GIVEN DATA =>
────────────────────

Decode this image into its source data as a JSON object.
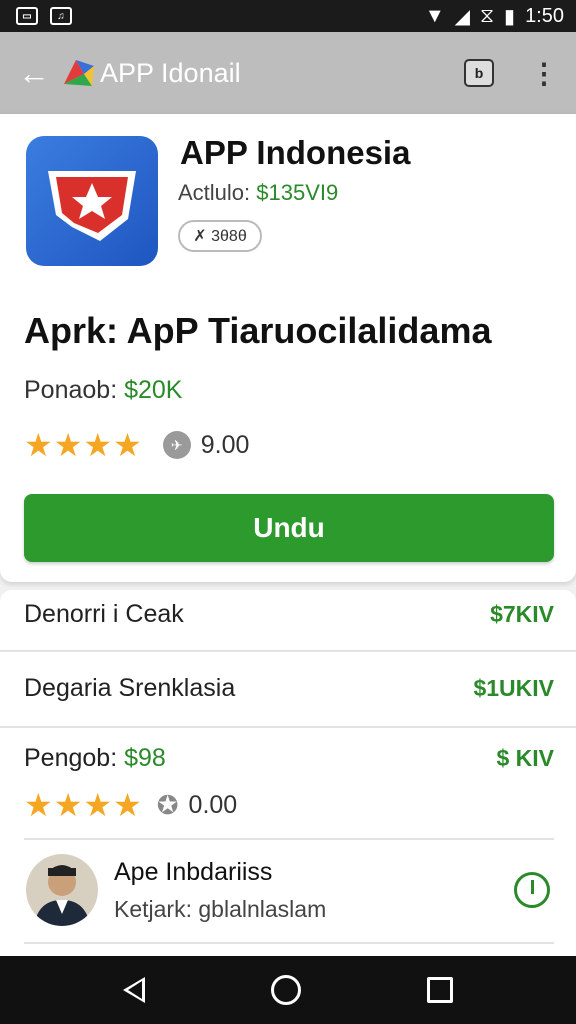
{
  "status_bar": {
    "time": "1:50",
    "left_icons": [
      "notification-icon",
      "sim-icon"
    ],
    "right_icons": [
      "wifi-icon",
      "signal-icon",
      "vibrate-icon",
      "battery-icon"
    ]
  },
  "app_bar": {
    "title": "APP Idonail",
    "back_icon": "arrow-left-icon",
    "store_icon_glyph": "b",
    "more_icon": "more-vert-icon"
  },
  "app_header": {
    "name": "APP Indonesia",
    "sub_prefix": "Actlulo: ",
    "sub_value": "$135VI9",
    "chip": "✗ 3θ8θ"
  },
  "detail": {
    "headline": "Aprk: ApP Tiaruocilalidama",
    "price_prefix": "Ponaob: ",
    "price_value": "$20K",
    "stars": "★★★★",
    "rating_value": "9.00",
    "download_label": "Undu"
  },
  "list": {
    "rows": [
      {
        "label": "Denorri i Ceak",
        "value": "$7KIV"
      },
      {
        "label": "Degaria Srenklasia",
        "value": "$1UKIV"
      },
      {
        "label_prefix": "Pengob: ",
        "label_value": "$98",
        "value": "$ KIV"
      }
    ],
    "rating_stars": "★★★★",
    "rating_value": "0.00",
    "developer_name": "Ape Inbdariiss",
    "developer_sub_prefix": "Ketjark: ",
    "developer_sub_value": "gblalnlaslam"
  },
  "colors": {
    "accent_green": "#2c9a2c",
    "star_gold": "#f5a623",
    "app_bar_gray": "#bdbdbd"
  }
}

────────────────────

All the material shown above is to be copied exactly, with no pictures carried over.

Decode this image into its source data as a JSON object.
{
  "status_bar": {
    "time": "1:50",
    "left_icons": [
      "notification-icon",
      "sim-icon"
    ],
    "right_icons": [
      "wifi-icon",
      "signal-icon",
      "vibrate-icon",
      "battery-icon"
    ]
  },
  "app_bar": {
    "title": "APP Idonail",
    "back_icon": "arrow-left-icon",
    "store_icon_glyph": "b",
    "more_icon": "more-vert-icon"
  },
  "app_header": {
    "name": "APP Indonesia",
    "sub_prefix": "Actlulo: ",
    "sub_value": "$135VI9",
    "chip": "✗ 3θ8θ"
  },
  "detail": {
    "headline": "Aprk: ApP Tiaruocilalidama",
    "price_prefix": "Ponaob: ",
    "price_value": "$20K",
    "stars": "★★★★",
    "rating_value": "9.00",
    "download_label": "Undu"
  },
  "list": {
    "rows": [
      {
        "label": "Denorri i Ceak",
        "value": "$7KIV"
      },
      {
        "label": "Degaria Srenklasia",
        "value": "$1UKIV"
      },
      {
        "label_prefix": "Pengob: ",
        "label_value": "$98",
        "value": "$ KIV"
      }
    ],
    "rating_stars": "★★★★",
    "rating_value": "0.00",
    "developer_name": "Ape Inbdariiss",
    "developer_sub_prefix": "Ketjark: ",
    "developer_sub_value": "gblalnlaslam"
  },
  "colors": {
    "accent_green": "#2c9a2c",
    "star_gold": "#f5a623",
    "app_bar_gray": "#bdbdbd"
  }
}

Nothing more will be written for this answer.